Records from a data collection
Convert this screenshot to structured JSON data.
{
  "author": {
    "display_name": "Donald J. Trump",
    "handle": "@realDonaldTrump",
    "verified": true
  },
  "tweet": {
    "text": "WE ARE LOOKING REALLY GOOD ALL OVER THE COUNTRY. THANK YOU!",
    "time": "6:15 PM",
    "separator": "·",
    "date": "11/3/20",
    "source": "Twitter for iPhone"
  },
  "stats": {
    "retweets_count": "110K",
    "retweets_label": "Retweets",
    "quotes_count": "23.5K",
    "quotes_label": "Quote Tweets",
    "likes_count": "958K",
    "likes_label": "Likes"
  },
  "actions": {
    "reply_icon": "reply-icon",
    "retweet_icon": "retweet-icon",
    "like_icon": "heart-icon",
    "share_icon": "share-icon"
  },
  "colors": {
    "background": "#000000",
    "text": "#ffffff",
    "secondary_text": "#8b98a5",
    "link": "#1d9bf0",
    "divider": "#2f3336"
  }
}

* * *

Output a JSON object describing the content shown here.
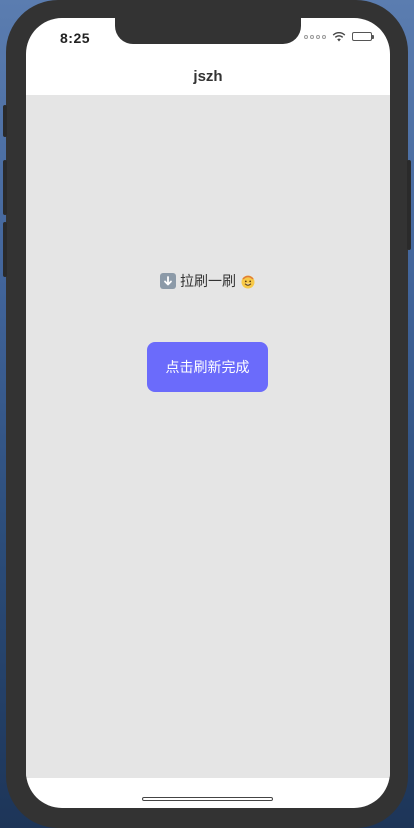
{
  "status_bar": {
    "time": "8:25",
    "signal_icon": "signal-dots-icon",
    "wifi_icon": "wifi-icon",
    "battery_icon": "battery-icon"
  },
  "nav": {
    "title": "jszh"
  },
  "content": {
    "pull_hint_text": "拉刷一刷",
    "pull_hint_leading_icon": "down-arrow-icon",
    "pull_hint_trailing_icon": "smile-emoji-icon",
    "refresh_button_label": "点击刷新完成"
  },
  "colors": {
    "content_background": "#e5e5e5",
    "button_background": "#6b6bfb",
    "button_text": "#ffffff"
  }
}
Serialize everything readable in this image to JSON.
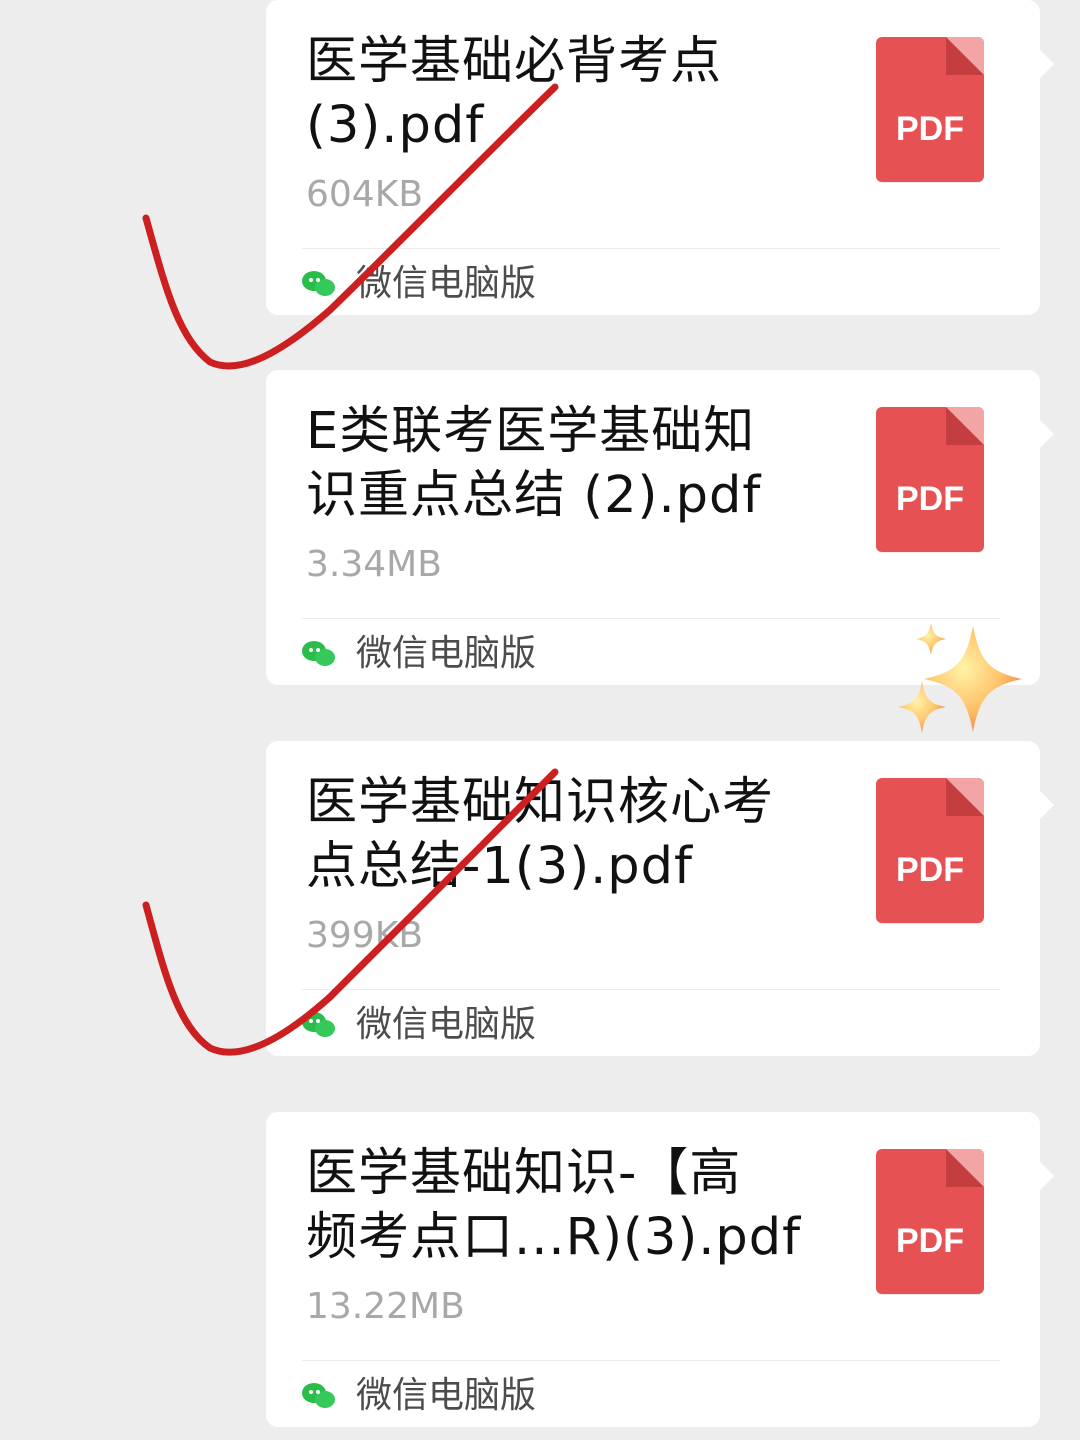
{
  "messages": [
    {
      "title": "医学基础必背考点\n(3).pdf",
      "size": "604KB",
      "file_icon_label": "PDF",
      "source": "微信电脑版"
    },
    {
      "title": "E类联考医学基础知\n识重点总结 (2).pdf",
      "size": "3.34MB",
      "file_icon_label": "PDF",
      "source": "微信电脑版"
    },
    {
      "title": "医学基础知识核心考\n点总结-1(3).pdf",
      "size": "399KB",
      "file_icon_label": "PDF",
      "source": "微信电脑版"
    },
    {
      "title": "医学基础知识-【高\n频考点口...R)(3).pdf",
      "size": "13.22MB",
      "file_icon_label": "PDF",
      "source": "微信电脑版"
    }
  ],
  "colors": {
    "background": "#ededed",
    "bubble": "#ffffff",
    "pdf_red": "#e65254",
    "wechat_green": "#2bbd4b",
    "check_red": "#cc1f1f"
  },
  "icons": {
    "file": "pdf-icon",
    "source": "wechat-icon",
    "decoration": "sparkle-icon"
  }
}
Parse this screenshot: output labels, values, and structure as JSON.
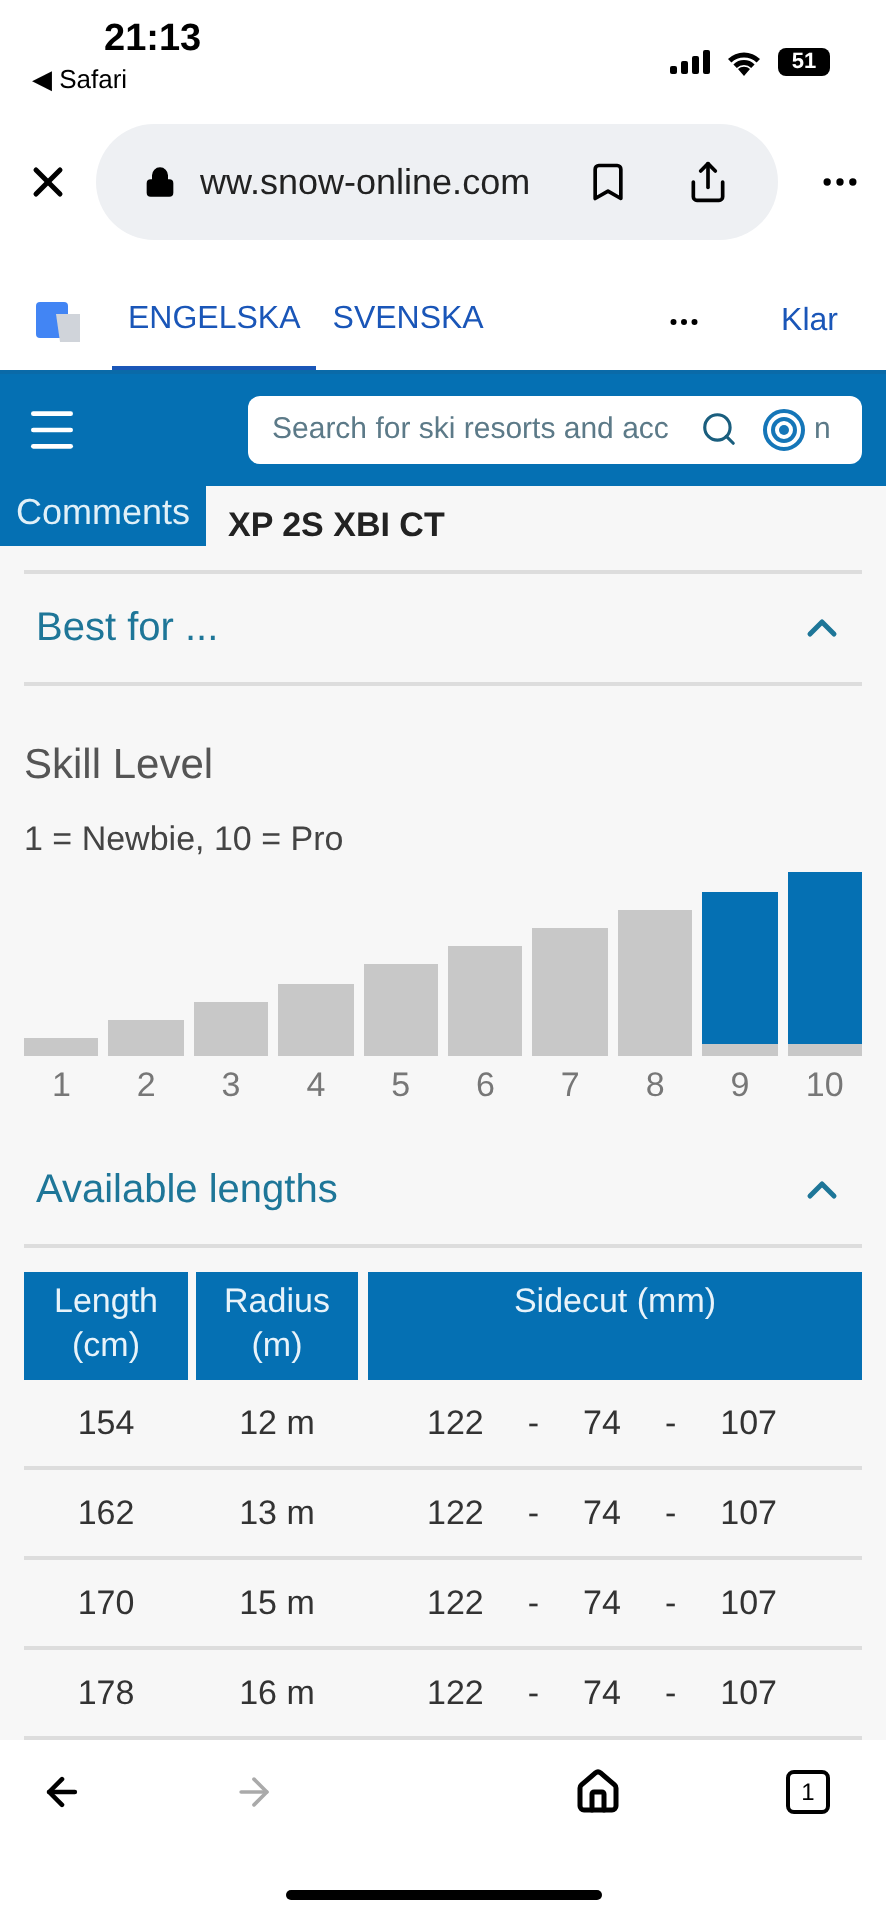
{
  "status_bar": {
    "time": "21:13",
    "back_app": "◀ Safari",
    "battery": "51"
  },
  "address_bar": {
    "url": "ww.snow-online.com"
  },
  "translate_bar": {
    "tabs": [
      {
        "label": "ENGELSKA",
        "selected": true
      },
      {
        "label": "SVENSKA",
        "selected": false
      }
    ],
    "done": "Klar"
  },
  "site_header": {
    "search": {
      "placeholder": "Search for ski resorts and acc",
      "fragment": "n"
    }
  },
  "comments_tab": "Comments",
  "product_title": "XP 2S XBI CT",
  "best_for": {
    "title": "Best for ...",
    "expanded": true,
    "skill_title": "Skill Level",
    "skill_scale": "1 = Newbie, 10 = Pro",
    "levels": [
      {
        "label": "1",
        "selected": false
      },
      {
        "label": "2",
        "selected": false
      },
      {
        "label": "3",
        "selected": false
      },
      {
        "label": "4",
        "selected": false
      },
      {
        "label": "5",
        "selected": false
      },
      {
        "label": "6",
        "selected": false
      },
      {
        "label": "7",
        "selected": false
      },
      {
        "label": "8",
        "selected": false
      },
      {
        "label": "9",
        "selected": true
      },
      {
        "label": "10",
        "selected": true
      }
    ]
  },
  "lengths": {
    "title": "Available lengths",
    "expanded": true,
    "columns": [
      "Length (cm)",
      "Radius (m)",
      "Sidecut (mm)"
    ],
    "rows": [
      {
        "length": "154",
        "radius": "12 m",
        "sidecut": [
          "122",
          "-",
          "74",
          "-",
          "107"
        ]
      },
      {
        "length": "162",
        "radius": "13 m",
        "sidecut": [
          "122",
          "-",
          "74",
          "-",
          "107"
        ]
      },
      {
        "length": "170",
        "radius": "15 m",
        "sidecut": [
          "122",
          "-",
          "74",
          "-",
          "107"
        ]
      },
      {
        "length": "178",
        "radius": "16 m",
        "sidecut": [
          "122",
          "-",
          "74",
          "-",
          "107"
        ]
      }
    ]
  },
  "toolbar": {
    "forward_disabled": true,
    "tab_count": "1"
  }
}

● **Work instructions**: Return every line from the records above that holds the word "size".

● **Final answer**:
      "size": "604KB",
      "size": "3.34MB",
      "size": "399KB",
      "size": "13.22MB",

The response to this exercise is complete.